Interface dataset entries

—————

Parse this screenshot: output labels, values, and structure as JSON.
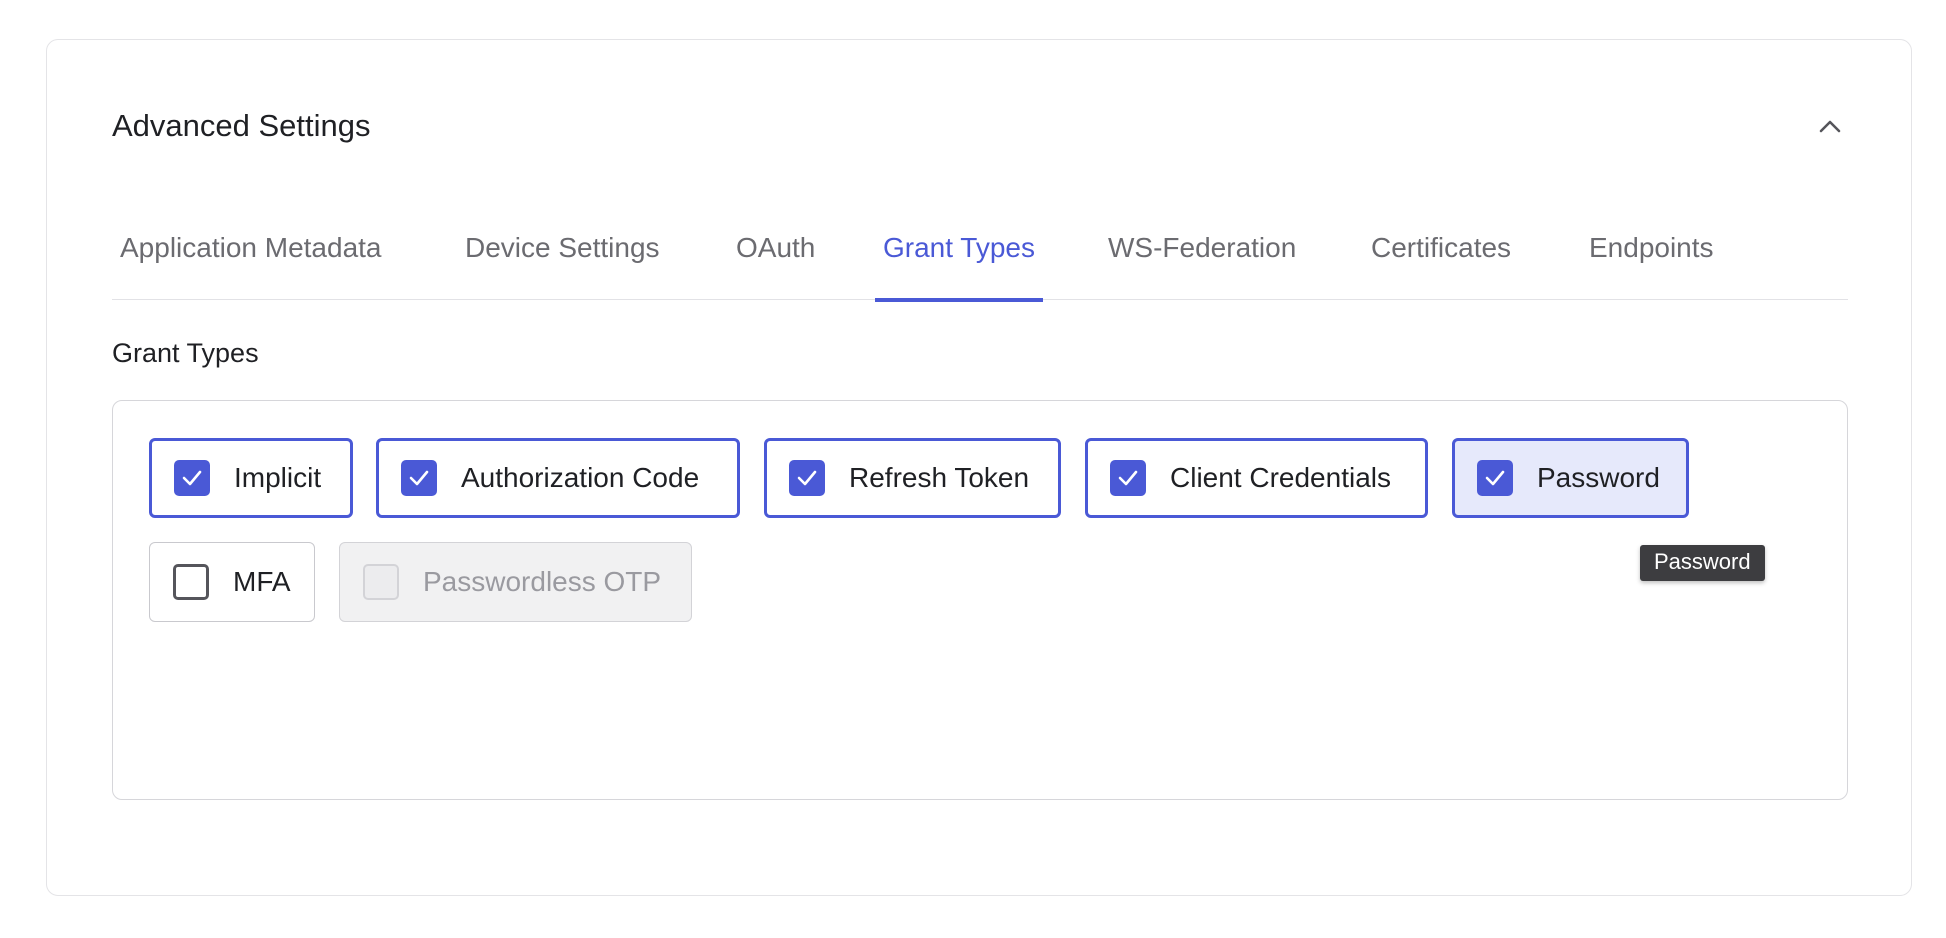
{
  "card": {
    "title": "Advanced Settings",
    "collapse_icon": "chevron-up-icon"
  },
  "tabs": [
    {
      "label": "Application Metadata",
      "active": false
    },
    {
      "label": "Device Settings",
      "active": false
    },
    {
      "label": "OAuth",
      "active": false
    },
    {
      "label": "Grant Types",
      "active": true
    },
    {
      "label": "WS-Federation",
      "active": false
    },
    {
      "label": "Certificates",
      "active": false
    },
    {
      "label": "Endpoints",
      "active": false
    }
  ],
  "section": {
    "title": "Grant Types"
  },
  "grant_types": [
    {
      "label": "Implicit",
      "checked": true,
      "disabled": false
    },
    {
      "label": "Authorization Code",
      "checked": true,
      "disabled": false
    },
    {
      "label": "Refresh Token",
      "checked": true,
      "disabled": false
    },
    {
      "label": "Client Credentials",
      "checked": true,
      "disabled": false
    },
    {
      "label": "Password",
      "checked": true,
      "disabled": false,
      "hovered": true
    },
    {
      "label": "MFA",
      "checked": false,
      "disabled": false
    },
    {
      "label": "Passwordless OTP",
      "checked": false,
      "disabled": true
    }
  ],
  "tooltip": {
    "text": "Password"
  },
  "colors": {
    "accent": "#4a59d6",
    "hover_bg": "#e6e9fb",
    "tooltip_bg": "#3d3d40"
  }
}
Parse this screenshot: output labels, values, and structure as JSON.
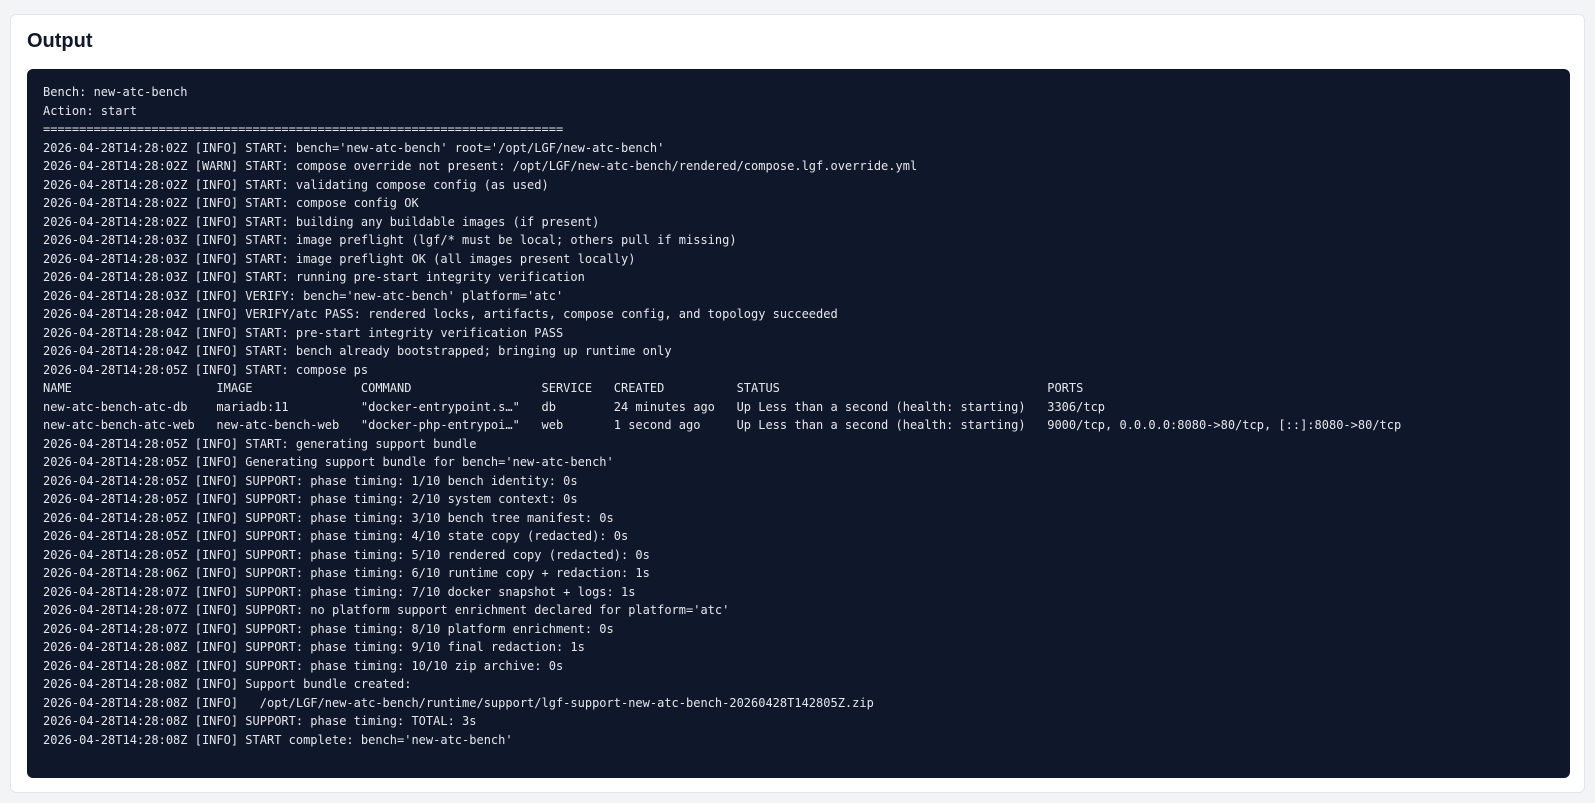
{
  "panel": {
    "title": "Output"
  },
  "log": {
    "lines": [
      "Bench: new-atc-bench",
      "Action: start",
      "========================================================================",
      "2026-04-28T14:28:02Z [INFO] START: bench='new-atc-bench' root='/opt/LGF/new-atc-bench'",
      "2026-04-28T14:28:02Z [WARN] START: compose override not present: /opt/LGF/new-atc-bench/rendered/compose.lgf.override.yml",
      "2026-04-28T14:28:02Z [INFO] START: validating compose config (as used)",
      "2026-04-28T14:28:02Z [INFO] START: compose config OK",
      "2026-04-28T14:28:02Z [INFO] START: building any buildable images (if present)",
      "2026-04-28T14:28:03Z [INFO] START: image preflight (lgf/* must be local; others pull if missing)",
      "2026-04-28T14:28:03Z [INFO] START: image preflight OK (all images present locally)",
      "2026-04-28T14:28:03Z [INFO] START: running pre-start integrity verification",
      "2026-04-28T14:28:03Z [INFO] VERIFY: bench='new-atc-bench' platform='atc'",
      "2026-04-28T14:28:04Z [INFO] VERIFY/atc PASS: rendered locks, artifacts, compose config, and topology succeeded",
      "2026-04-28T14:28:04Z [INFO] START: pre-start integrity verification PASS",
      "2026-04-28T14:28:04Z [INFO] START: bench already bootstrapped; bringing up runtime only",
      "2026-04-28T14:28:05Z [INFO] START: compose ps",
      "NAME                    IMAGE               COMMAND                  SERVICE   CREATED          STATUS                                     PORTS",
      "new-atc-bench-atc-db    mariadb:11          \"docker-entrypoint.s…\"   db        24 minutes ago   Up Less than a second (health: starting)   3306/tcp",
      "new-atc-bench-atc-web   new-atc-bench-web   \"docker-php-entrypoi…\"   web       1 second ago     Up Less than a second (health: starting)   9000/tcp, 0.0.0.0:8080->80/tcp, [::]:8080->80/tcp",
      "2026-04-28T14:28:05Z [INFO] START: generating support bundle",
      "2026-04-28T14:28:05Z [INFO] Generating support bundle for bench='new-atc-bench'",
      "2026-04-28T14:28:05Z [INFO] SUPPORT: phase timing: 1/10 bench identity: 0s",
      "2026-04-28T14:28:05Z [INFO] SUPPORT: phase timing: 2/10 system context: 0s",
      "2026-04-28T14:28:05Z [INFO] SUPPORT: phase timing: 3/10 bench tree manifest: 0s",
      "2026-04-28T14:28:05Z [INFO] SUPPORT: phase timing: 4/10 state copy (redacted): 0s",
      "2026-04-28T14:28:05Z [INFO] SUPPORT: phase timing: 5/10 rendered copy (redacted): 0s",
      "2026-04-28T14:28:06Z [INFO] SUPPORT: phase timing: 6/10 runtime copy + redaction: 1s",
      "2026-04-28T14:28:07Z [INFO] SUPPORT: phase timing: 7/10 docker snapshot + logs: 1s",
      "2026-04-28T14:28:07Z [INFO] SUPPORT: no platform support enrichment declared for platform='atc'",
      "2026-04-28T14:28:07Z [INFO] SUPPORT: phase timing: 8/10 platform enrichment: 0s",
      "2026-04-28T14:28:08Z [INFO] SUPPORT: phase timing: 9/10 final redaction: 1s",
      "2026-04-28T14:28:08Z [INFO] SUPPORT: phase timing: 10/10 zip archive: 0s",
      "2026-04-28T14:28:08Z [INFO] Support bundle created:",
      "2026-04-28T14:28:08Z [INFO]   /opt/LGF/new-atc-bench/runtime/support/lgf-support-new-atc-bench-20260428T142805Z.zip",
      "2026-04-28T14:28:08Z [INFO] SUPPORT: phase timing: TOTAL: 3s",
      "2026-04-28T14:28:08Z [INFO] START complete: bench='new-atc-bench'"
    ]
  }
}
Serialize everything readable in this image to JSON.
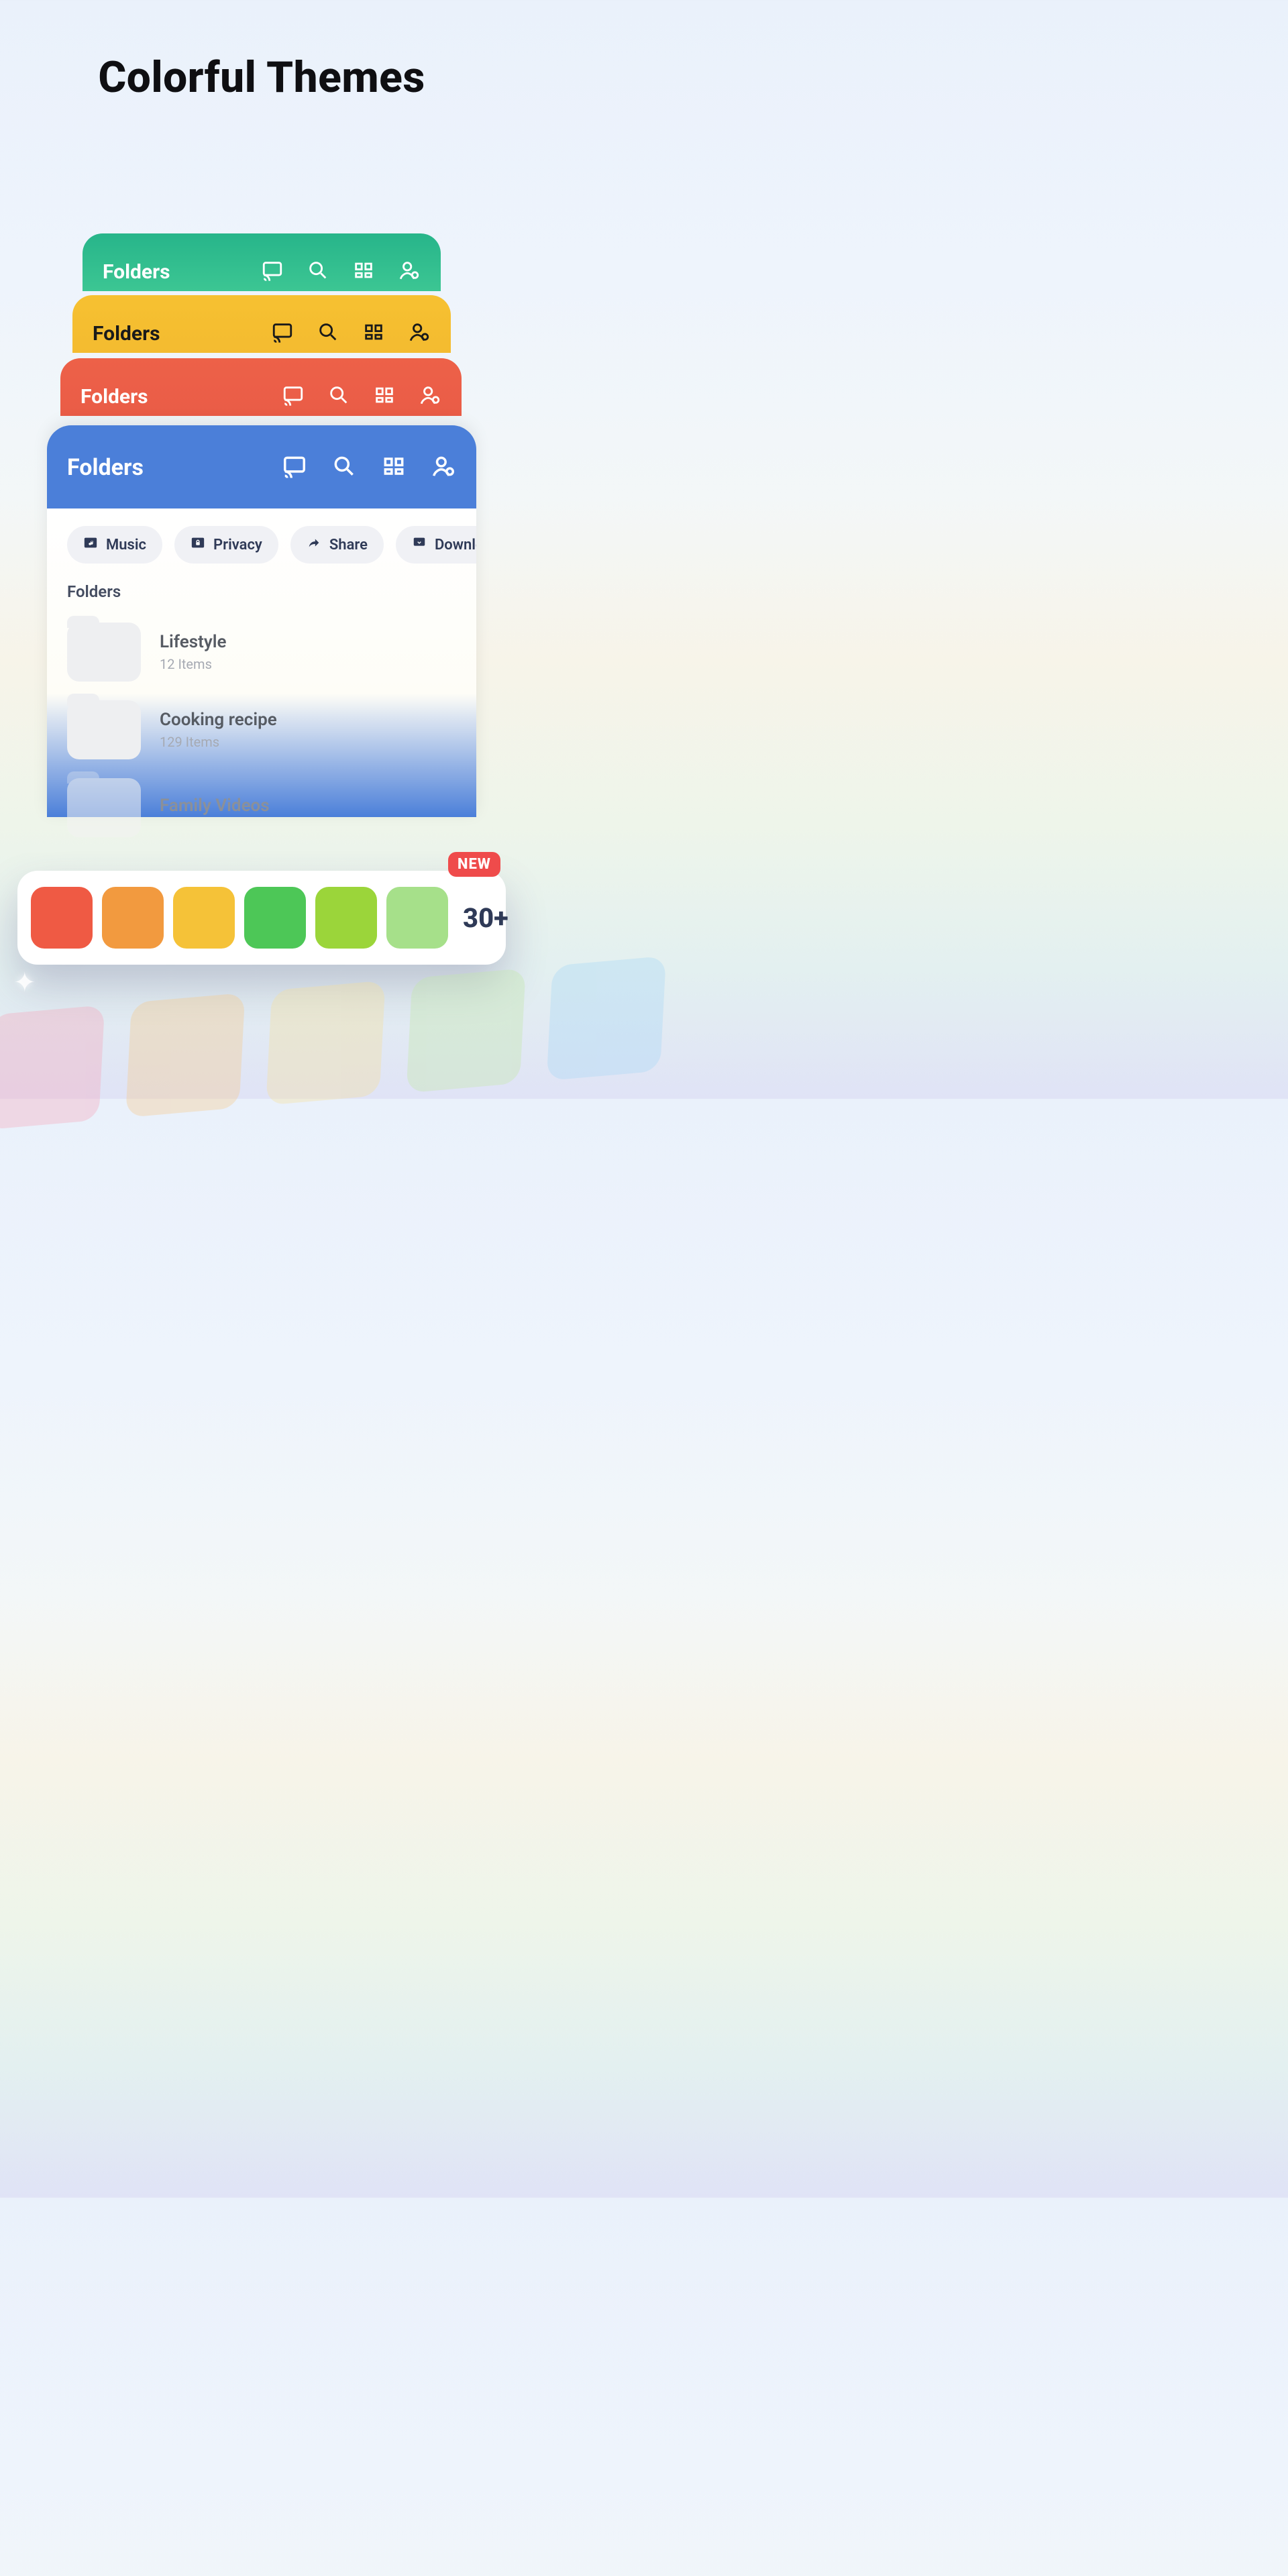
{
  "title": "Colorful Themes",
  "header_label": "Folders",
  "theme_cards": {
    "green": {
      "color": "#27b58a"
    },
    "yellow": {
      "color": "#f6c131"
    },
    "red": {
      "color": "#ed6148"
    },
    "blue": {
      "color": "#4b7fd9"
    }
  },
  "icons": {
    "cast": "cast-icon",
    "search": "search-icon",
    "grid": "grid-view-icon",
    "user": "user-account-icon"
  },
  "chips": [
    {
      "icon": "music-folder-icon",
      "label": "Music"
    },
    {
      "icon": "lock-folder-icon",
      "label": "Privacy"
    },
    {
      "icon": "share-icon",
      "label": "Share"
    },
    {
      "icon": "download-icon",
      "label": "Downloade"
    }
  ],
  "section_label": "Folders",
  "folders": [
    {
      "name": "Lifestyle",
      "count": "12 Items"
    },
    {
      "name": "Cooking recipe",
      "count": "129 Items"
    },
    {
      "name": "Family Videos",
      "count": ""
    }
  ],
  "palette": {
    "new_label": "NEW",
    "more_label": "30+",
    "swatches": [
      "#ef5a44",
      "#f29a3f",
      "#f5c238",
      "#4dc757",
      "#9bd53a",
      "#a6e08a"
    ]
  },
  "ghost_colors": [
    "#f6a6bb",
    "#f6c98a",
    "#f6df9a",
    "#c2e8a8",
    "#a7d8f6"
  ]
}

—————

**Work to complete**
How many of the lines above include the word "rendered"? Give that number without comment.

**Task solution**
3